You can’t really go far in life, at least financially, if your credit score is low. You can’t get good interest rates, you probably can’t get a decent deal on a mortgage, and whenever there is an opportunity that you want to get in on, but you need a loan – you probably won’t be able to get in on it.
A credit score plays an integral role in your financial freedom, and even though sometimes it might seem like it is impossible to get and maintain a high score – that’s not really the case. To prove that to you, we’ve made a mini guide to show you all the possible ways to raise your credit score and keep it that way so that you no longer have to worry about your finances.
Let’s get started.
Keep The CUR Low
There is more than one factor that determines how high your score is, and one of the main ones is the credit utilization ratio. In fact, this factor alone will make up around 30% of your total score. If you don’t know what this is, it is simply a portion of the credit you’re using as opposed to the total amount you could use.

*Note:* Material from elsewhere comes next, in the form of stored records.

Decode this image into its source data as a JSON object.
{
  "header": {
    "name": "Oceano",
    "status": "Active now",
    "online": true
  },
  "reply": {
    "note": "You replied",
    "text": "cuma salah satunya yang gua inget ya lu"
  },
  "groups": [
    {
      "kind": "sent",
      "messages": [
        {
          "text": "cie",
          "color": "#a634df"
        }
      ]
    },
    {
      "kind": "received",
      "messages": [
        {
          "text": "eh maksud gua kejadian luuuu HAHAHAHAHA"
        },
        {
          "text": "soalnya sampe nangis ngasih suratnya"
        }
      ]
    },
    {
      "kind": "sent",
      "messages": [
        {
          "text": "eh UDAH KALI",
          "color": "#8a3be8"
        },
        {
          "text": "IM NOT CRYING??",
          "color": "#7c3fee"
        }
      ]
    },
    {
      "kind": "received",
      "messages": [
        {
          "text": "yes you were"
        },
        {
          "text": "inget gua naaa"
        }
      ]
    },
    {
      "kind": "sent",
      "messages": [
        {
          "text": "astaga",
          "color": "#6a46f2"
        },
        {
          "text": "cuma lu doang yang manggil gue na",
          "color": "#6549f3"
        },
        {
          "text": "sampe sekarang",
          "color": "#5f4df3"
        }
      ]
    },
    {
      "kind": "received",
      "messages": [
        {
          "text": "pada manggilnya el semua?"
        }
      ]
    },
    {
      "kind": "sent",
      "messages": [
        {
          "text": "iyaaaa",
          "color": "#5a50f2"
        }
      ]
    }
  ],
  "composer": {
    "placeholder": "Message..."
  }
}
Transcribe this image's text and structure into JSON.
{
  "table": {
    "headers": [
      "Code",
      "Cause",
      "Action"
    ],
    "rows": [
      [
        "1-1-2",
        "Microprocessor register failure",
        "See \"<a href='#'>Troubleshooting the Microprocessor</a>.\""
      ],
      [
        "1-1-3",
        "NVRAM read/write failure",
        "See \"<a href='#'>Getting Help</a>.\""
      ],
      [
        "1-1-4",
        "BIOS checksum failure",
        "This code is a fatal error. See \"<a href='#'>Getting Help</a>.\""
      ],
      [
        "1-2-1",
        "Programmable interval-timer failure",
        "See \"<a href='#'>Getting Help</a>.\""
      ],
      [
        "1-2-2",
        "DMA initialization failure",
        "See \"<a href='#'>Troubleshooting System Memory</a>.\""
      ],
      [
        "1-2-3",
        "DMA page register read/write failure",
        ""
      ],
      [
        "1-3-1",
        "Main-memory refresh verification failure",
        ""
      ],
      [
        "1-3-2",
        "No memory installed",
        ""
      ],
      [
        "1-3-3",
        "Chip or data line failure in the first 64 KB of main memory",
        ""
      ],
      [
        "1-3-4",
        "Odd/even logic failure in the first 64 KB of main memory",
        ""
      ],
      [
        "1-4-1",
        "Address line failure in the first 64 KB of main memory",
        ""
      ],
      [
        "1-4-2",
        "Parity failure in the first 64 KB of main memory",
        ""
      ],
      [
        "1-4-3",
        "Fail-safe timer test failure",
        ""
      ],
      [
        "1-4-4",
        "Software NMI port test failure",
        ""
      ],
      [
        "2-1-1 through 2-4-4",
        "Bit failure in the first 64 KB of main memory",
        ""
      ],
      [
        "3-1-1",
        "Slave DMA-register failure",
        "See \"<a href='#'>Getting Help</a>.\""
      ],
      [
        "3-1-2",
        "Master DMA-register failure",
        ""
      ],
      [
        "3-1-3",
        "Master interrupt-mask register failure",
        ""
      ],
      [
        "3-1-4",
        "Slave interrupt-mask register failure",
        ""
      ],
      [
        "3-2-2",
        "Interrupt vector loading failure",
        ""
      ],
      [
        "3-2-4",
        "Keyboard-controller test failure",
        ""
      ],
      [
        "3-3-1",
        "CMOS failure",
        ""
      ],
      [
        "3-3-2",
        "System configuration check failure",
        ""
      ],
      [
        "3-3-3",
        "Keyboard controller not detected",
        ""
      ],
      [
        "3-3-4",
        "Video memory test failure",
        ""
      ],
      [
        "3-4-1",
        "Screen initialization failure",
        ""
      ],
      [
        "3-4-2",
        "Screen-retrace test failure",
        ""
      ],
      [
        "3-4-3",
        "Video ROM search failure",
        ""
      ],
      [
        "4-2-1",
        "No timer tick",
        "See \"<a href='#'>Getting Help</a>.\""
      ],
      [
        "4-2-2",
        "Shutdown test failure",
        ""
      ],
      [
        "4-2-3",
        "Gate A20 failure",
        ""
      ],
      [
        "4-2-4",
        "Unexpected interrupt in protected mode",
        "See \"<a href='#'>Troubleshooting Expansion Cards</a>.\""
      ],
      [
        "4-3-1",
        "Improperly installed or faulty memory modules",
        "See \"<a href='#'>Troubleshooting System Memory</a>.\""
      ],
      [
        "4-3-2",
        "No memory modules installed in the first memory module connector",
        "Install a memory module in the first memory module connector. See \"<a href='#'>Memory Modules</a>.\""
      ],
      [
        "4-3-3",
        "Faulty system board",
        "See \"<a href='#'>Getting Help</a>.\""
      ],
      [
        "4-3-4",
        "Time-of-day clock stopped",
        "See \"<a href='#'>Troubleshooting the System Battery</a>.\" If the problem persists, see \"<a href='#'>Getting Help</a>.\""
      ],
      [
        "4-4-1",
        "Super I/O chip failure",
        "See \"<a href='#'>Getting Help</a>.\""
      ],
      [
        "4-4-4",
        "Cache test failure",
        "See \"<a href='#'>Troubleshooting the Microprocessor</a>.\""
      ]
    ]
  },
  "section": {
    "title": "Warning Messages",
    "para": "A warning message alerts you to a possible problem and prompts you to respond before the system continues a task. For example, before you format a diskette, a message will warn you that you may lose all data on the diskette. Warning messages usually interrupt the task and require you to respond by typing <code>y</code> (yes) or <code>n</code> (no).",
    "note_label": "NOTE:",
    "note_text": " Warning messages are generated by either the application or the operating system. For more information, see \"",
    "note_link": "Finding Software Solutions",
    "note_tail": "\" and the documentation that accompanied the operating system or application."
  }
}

For example, if your total limit is $100,000 and you’re using only $10,000, then your CUR is 10%. A 10% CUR is excellent, but you could go as high as 30% without having to suffer any consequences to your overall score. So, keep your utilization under 30%, and you should be good. But, if you want the best results, keep it under 10%.
Ask For Higher Limit
Your credit can go up and down, but if your balance stays the same while your credit goes up, your overall utilization goes down, which in return, as we’ve just mentioned, could increase your score.
Now, you can’t just out of the blue ask for a higher limit. You will need something to back up your claim for a higher limit. In general, you could do this if your income has gone up or if you’ve created a history of excellent credit experience.
Essentially, this comes down to the same thing we’ve just mentioned, and that’s lowering your CUR.
Pay Your Debts On Time
The best and probably the most efficient way to build up your score is by paying your debt on time. Sure, this can’t happen overnight, but then again, your score didn’t drop overnight, either. It might take some time, but you should start noticing an improvement in a matter of months.
Generally speaking, if you could live your life off of credit and still manage to pay your monthly fees on time – your score would be impeccable. So, if you have the ability to do this – do it. This is one of the best ways to achieve financial freedom and independence, as well as increase your credit score, according to www.comparecredit.com, as well as many financial advisors.
Naturally, this doesn’t mean applying for new lines of credit at every turn (which we’ll discuss in just a moment), but in general, paying out your loans in full and on time each month will result in a great credit score.
Don’t Apply For New Lines Of Credit
Every time you apply for a new line of credit – your score drops. Not by a lot, but it does. That is because you’re building up your CUR while also lowering the age of your accounts that already showcase your positive credit history.
Maintaining existing, positive lines of credit will build up your score, but opening up new ones, even if you can pay them on time, will momentarily lower your score. You will be able to back it up in some time, but since it will lower your score first, it is not a good strategy for increasing your score.
Fix Credit Report Errors
It is not uncommon for banks to make an error that reflects negatively on your credit score. Whether they do this accidentally or intentionally to lower your credit score and possibly make money off of you in the future – that’s open for discussion. Either way, these errors happen, and they need to be fixed.
Whenever you spot an error, no matter how small or seemingly insignificant – fix it. You’ll need to file a dispute with the credit bureau to fix the mistake, but that’s not something that will take up too much of your time but will most definitely make a noticeable difference.
To check for potential errors, you can use some of the apps that are available on your phone or through a web browser.
Become An Authorized User On Someone Else’s Credit Card
Becoming an authorized user of a credit card owned by someone with a high score can have a positive impact on yours. This is an excellent way for young people who haven’t had the time to establish positive credit history to bump up their score rather quickly.
Just ask your parents, if they have a good, high score, to make you an authorized user, and you should quickly notice the change in yours.
Get A Credit Builder Loan
This is a neat little trick to use your own money to increase your credit score. It won’t be a significant boost, but it will certainly help. Essentially, this means that you’d loan money to yourself, only to get it back in a year or two. You would make monthly, on-time payments into an interest-bearing certificate of deposit, and during that time, the banks would report your payments to the bureau. After the loan term ends, you get your money back, alongside a positive credit history.
As you can see, there are more than a few things you could do to improve your credit score. None of these are a quick fix, mainly because there’s no such thing as a quick fix. The credit score is built over time, and these were the best ways to build yours.
Hopefully, you’ve found this helpful. Take care.